We examined the effect of moderate hypothermia (30°C) on neuronal injury in murine cortical cell cultures. Lowering the temperature during and after a period of oxygen-glucose deprivation reduced both the release of glutamate to the bathing medium and accompanying neuronal degeneration. Hypothermia immediately after brief exposure to high concentrations of NMDA or glutamate also reduced the resulting neuronal degeneration. This protective effect was not eliminated when MK-801 and 6-cyano-7-nitroquinoxaline-2,3-dione were added immediately after washout of the exogenously added excitotoxin, suggesting that it was mediated by actions additional to reduction of endogenous late glutamate release. Hypothermia applied only during exposure to NMDA or glutamate, whether brief or prolonged, did not reduce subsequent cytosolic calcium accumulation or neuronal degeneration, suggesting that the postsynaptic induction of NMDA receptor-mediated excitotoxicity is not sensitive to temperature reduction.

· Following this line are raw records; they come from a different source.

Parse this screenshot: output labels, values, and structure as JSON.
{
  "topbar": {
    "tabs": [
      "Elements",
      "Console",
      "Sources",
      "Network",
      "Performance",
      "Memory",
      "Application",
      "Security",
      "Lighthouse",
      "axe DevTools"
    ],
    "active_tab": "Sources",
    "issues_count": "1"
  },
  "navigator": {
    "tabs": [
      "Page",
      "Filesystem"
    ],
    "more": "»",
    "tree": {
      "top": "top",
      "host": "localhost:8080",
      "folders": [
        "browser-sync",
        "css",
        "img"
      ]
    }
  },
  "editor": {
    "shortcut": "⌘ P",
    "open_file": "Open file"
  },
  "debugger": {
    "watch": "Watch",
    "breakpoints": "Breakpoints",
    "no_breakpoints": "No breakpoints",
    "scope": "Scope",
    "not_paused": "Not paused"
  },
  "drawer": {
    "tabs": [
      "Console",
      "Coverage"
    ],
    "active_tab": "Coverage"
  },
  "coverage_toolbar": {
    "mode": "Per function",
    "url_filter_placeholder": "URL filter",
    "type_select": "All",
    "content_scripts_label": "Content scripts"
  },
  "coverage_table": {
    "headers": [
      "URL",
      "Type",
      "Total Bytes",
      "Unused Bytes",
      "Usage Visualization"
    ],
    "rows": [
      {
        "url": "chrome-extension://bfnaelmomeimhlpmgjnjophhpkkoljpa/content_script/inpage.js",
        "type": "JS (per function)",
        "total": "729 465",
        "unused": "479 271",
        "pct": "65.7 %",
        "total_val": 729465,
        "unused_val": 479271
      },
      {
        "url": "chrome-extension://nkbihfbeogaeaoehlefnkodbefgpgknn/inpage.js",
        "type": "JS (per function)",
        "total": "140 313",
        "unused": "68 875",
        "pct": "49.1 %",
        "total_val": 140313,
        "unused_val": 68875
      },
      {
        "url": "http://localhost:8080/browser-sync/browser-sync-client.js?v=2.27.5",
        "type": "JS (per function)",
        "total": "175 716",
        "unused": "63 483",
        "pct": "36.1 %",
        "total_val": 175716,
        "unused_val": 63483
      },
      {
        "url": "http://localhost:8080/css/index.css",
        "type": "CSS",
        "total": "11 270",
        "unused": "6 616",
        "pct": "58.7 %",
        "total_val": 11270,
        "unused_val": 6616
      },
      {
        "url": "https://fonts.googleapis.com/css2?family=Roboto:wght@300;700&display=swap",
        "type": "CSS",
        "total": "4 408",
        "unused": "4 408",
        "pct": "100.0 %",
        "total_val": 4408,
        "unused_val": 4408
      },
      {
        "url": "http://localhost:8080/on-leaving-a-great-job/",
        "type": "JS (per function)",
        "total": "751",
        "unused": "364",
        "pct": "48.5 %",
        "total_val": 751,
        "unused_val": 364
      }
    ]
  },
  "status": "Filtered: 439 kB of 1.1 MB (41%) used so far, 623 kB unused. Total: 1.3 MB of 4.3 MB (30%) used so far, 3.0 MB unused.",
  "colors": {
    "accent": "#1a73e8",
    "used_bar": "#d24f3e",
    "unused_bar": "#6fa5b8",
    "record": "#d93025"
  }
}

However, hypothermia during prolonged S- α-amino-3-hydroxy-5-methyl-4-isoxazolepropionic acid or kainate exposure did reduce neuronal degeneration.

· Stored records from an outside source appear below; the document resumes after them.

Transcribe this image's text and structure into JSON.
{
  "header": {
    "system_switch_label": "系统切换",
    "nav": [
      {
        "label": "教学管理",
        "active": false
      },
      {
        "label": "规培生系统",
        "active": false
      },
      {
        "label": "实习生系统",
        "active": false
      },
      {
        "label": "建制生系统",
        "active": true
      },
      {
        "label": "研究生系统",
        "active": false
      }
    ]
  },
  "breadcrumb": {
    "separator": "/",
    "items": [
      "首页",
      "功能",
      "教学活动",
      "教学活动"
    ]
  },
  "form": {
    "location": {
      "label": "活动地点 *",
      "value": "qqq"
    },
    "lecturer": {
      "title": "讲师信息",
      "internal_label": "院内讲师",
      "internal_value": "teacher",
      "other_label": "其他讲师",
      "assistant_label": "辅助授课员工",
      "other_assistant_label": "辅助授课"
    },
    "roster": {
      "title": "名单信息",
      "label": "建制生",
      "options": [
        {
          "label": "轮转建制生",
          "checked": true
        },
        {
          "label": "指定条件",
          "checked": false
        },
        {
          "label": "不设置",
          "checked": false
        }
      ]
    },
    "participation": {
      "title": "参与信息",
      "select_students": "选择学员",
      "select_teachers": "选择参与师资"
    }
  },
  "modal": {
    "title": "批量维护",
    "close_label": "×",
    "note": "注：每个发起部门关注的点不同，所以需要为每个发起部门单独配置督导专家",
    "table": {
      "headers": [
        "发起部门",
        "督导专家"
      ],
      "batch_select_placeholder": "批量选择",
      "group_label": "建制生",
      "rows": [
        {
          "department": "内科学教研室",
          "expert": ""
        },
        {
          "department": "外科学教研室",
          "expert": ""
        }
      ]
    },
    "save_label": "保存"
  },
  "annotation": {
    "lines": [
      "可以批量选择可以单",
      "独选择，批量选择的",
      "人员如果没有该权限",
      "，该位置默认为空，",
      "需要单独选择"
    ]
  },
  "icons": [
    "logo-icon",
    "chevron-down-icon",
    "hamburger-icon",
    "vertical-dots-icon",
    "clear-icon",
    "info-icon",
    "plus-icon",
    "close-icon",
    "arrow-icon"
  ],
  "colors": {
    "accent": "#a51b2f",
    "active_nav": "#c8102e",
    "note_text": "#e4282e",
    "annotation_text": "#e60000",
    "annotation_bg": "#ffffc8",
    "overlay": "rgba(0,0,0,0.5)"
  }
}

|Original language||English (US)|
|Number of pages||9|
|Journal||Journal of Neurochemistry|
|Publication status||Published - Oct 1994|
- S-α-Amino-3-hydroxy-5-methyl-4- isoxazolepropionic acid (AMPA)
ASJC Scopus subject areas
- Cellular and Molecular Neuroscience